=== Extracted information ===

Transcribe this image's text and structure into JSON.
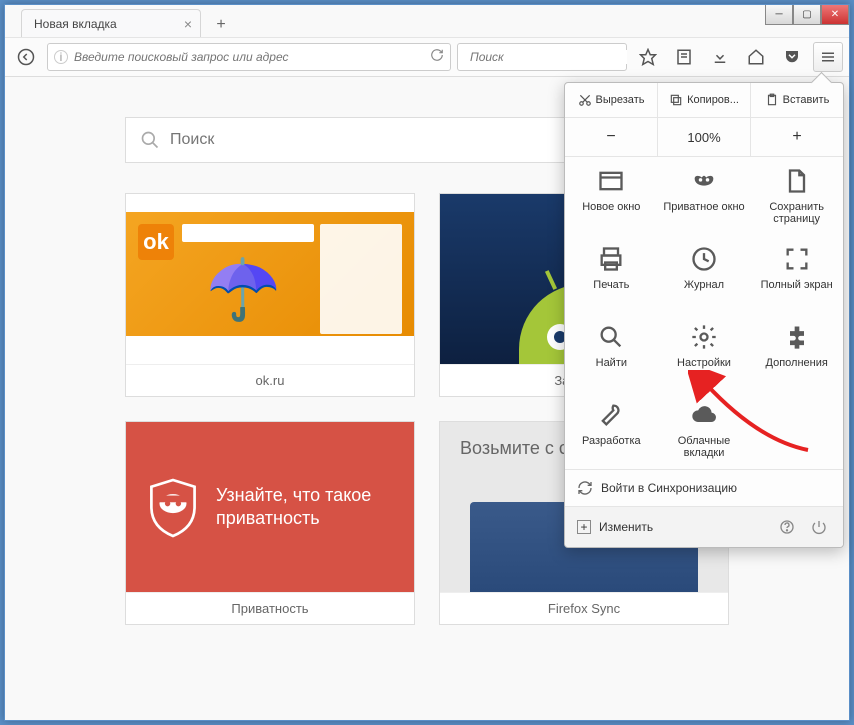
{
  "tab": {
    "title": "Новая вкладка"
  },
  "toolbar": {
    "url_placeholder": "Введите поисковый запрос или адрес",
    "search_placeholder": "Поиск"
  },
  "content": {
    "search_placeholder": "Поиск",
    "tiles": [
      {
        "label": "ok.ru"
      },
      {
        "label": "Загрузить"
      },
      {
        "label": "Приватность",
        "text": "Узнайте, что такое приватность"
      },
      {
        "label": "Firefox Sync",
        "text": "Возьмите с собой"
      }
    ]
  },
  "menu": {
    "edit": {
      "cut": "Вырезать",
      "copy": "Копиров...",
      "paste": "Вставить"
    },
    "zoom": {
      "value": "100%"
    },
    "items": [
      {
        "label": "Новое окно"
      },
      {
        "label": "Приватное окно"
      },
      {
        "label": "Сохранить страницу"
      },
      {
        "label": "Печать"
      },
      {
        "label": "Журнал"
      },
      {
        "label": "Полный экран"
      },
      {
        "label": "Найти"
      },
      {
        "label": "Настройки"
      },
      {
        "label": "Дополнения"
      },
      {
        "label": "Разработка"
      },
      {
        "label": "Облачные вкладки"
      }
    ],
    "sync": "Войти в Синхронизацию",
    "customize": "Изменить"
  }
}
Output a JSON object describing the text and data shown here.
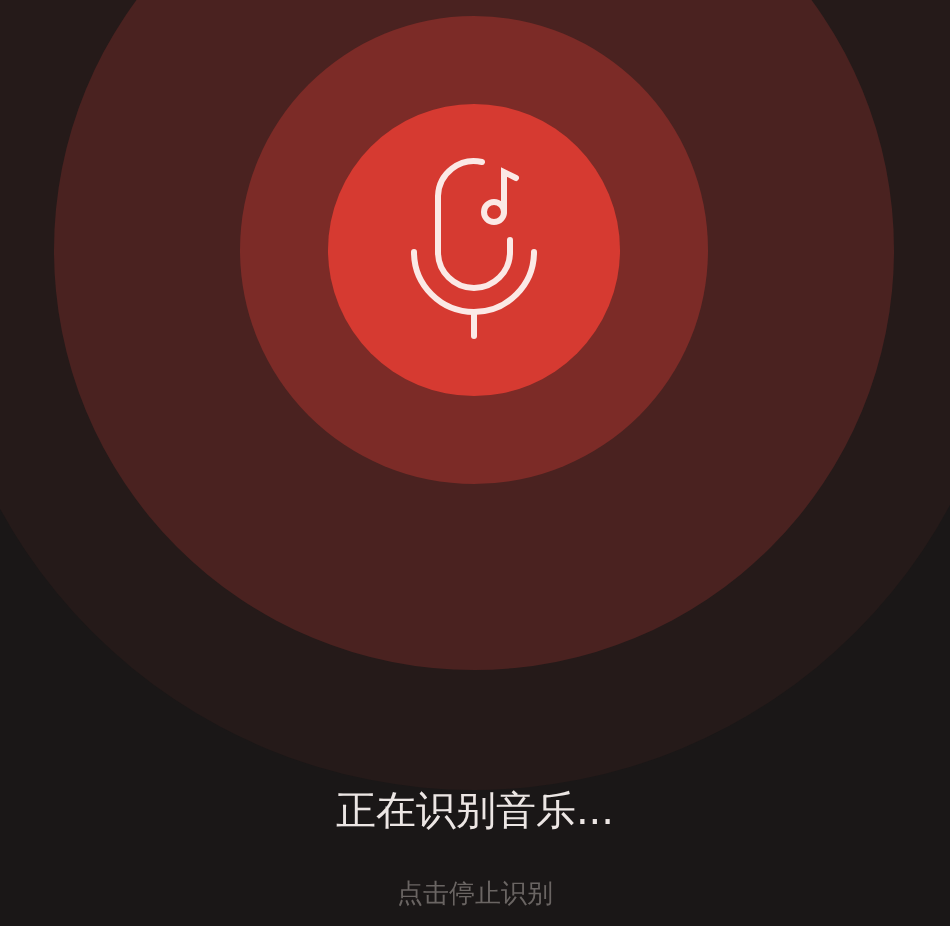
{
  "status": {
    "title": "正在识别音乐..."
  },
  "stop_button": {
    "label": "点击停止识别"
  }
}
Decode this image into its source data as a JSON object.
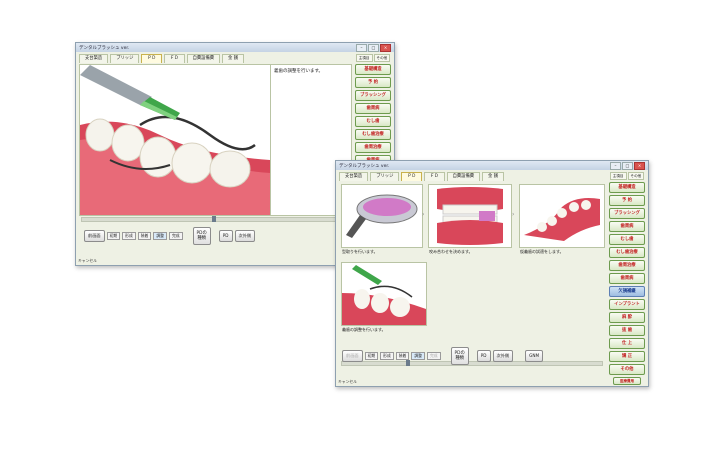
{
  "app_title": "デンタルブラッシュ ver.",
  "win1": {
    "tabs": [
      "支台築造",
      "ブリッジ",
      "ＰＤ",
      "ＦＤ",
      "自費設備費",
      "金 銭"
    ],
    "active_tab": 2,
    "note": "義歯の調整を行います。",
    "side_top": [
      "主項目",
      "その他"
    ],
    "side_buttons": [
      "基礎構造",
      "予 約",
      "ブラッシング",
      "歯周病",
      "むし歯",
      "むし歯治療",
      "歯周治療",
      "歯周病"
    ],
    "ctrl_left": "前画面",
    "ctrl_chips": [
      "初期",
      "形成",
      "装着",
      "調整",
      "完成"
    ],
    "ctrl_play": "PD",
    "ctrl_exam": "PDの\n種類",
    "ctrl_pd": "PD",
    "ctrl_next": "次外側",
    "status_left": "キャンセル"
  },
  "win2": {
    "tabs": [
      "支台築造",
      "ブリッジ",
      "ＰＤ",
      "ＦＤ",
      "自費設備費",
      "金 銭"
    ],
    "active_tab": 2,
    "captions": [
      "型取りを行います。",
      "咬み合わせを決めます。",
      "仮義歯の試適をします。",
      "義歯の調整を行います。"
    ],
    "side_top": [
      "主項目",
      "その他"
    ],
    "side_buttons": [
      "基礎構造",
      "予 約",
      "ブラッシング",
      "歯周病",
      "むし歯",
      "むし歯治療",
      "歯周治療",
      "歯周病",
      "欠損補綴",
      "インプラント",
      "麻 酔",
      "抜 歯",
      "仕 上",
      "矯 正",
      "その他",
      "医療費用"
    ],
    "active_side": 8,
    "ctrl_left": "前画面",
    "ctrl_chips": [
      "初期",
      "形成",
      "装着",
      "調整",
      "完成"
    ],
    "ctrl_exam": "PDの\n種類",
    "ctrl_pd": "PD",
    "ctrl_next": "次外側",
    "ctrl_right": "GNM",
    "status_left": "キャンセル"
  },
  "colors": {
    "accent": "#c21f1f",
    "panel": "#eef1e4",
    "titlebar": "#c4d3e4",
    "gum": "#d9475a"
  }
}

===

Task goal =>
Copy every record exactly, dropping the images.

Your solution =>
Transcribe this image's text and structure into JSON.
{
  "tab": {
    "title": "Новая вкладка"
  },
  "toolbar": {
    "url_placeholder": "Введите поисковый запрос или адрес",
    "search_placeholder": "Поиск"
  },
  "content": {
    "search_placeholder": "Поиск",
    "tiles": [
      {
        "label": "ok.ru"
      },
      {
        "label": "Загрузить"
      },
      {
        "label": "Приватность",
        "text": "Узнайте, что такое приватность"
      },
      {
        "label": "Firefox Sync",
        "text": "Возьмите с собой"
      }
    ]
  },
  "menu": {
    "edit": {
      "cut": "Вырезать",
      "copy": "Копиров...",
      "paste": "Вставить"
    },
    "zoom": {
      "value": "100%"
    },
    "items": [
      {
        "label": "Новое окно"
      },
      {
        "label": "Приватное окно"
      },
      {
        "label": "Сохранить страницу"
      },
      {
        "label": "Печать"
      },
      {
        "label": "Журнал"
      },
      {
        "label": "Полный экран"
      },
      {
        "label": "Найти"
      },
      {
        "label": "Настройки"
      },
      {
        "label": "Дополнения"
      },
      {
        "label": "Разработка"
      },
      {
        "label": "Облачные вкладки"
      }
    ],
    "sync": "Войти в Синхронизацию",
    "customize": "Изменить"
  }
}
Output a JSON object describing the text and data shown here.
{
  "status": {
    "title": "正在识别音乐..."
  },
  "stop_button": {
    "label": "点击停止识别"
  }
}
Decode this image into its source data as a JSON object.
{
  "app_title": "デンタルブラッシュ ver.",
  "win1": {
    "tabs": [
      "支台築造",
      "ブリッジ",
      "ＰＤ",
      "ＦＤ",
      "自費設備費",
      "金 銭"
    ],
    "active_tab": 2,
    "note": "義歯の調整を行います。",
    "side_top": [
      "主項目",
      "その他"
    ],
    "side_buttons": [
      "基礎構造",
      "予 約",
      "ブラッシング",
      "歯周病",
      "むし歯",
      "むし歯治療",
      "歯周治療",
      "歯周病"
    ],
    "ctrl_left": "前画面",
    "ctrl_chips": [
      "初期",
      "形成",
      "装着",
      "調整",
      "完成"
    ],
    "ctrl_play": "PD",
    "ctrl_exam": "PDの\n種類",
    "ctrl_pd": "PD",
    "ctrl_next": "次外側",
    "status_left": "キャンセル"
  },
  "win2": {
    "tabs": [
      "支台築造",
      "ブリッジ",
      "ＰＤ",
      "ＦＤ",
      "自費設備費",
      "金 銭"
    ],
    "active_tab": 2,
    "captions": [
      "型取りを行います。",
      "咬み合わせを決めます。",
      "仮義歯の試適をします。",
      "義歯の調整を行います。"
    ],
    "side_top": [
      "主項目",
      "その他"
    ],
    "side_buttons": [
      "基礎構造",
      "予 約",
      "ブラッシング",
      "歯周病",
      "むし歯",
      "むし歯治療",
      "歯周治療",
      "歯周病",
      "欠損補綴",
      "インプラント",
      "麻 酔",
      "抜 歯",
      "仕 上",
      "矯 正",
      "その他",
      "医療費用"
    ],
    "active_side": 8,
    "ctrl_left": "前画面",
    "ctrl_chips": [
      "初期",
      "形成",
      "装着",
      "調整",
      "完成"
    ],
    "ctrl_exam": "PDの\n種類",
    "ctrl_pd": "PD",
    "ctrl_next": "次外側",
    "ctrl_right": "GNM",
    "status_left": "キャンセル"
  },
  "colors": {
    "accent": "#c21f1f",
    "panel": "#eef1e4",
    "titlebar": "#c4d3e4",
    "gum": "#d9475a"
  }
}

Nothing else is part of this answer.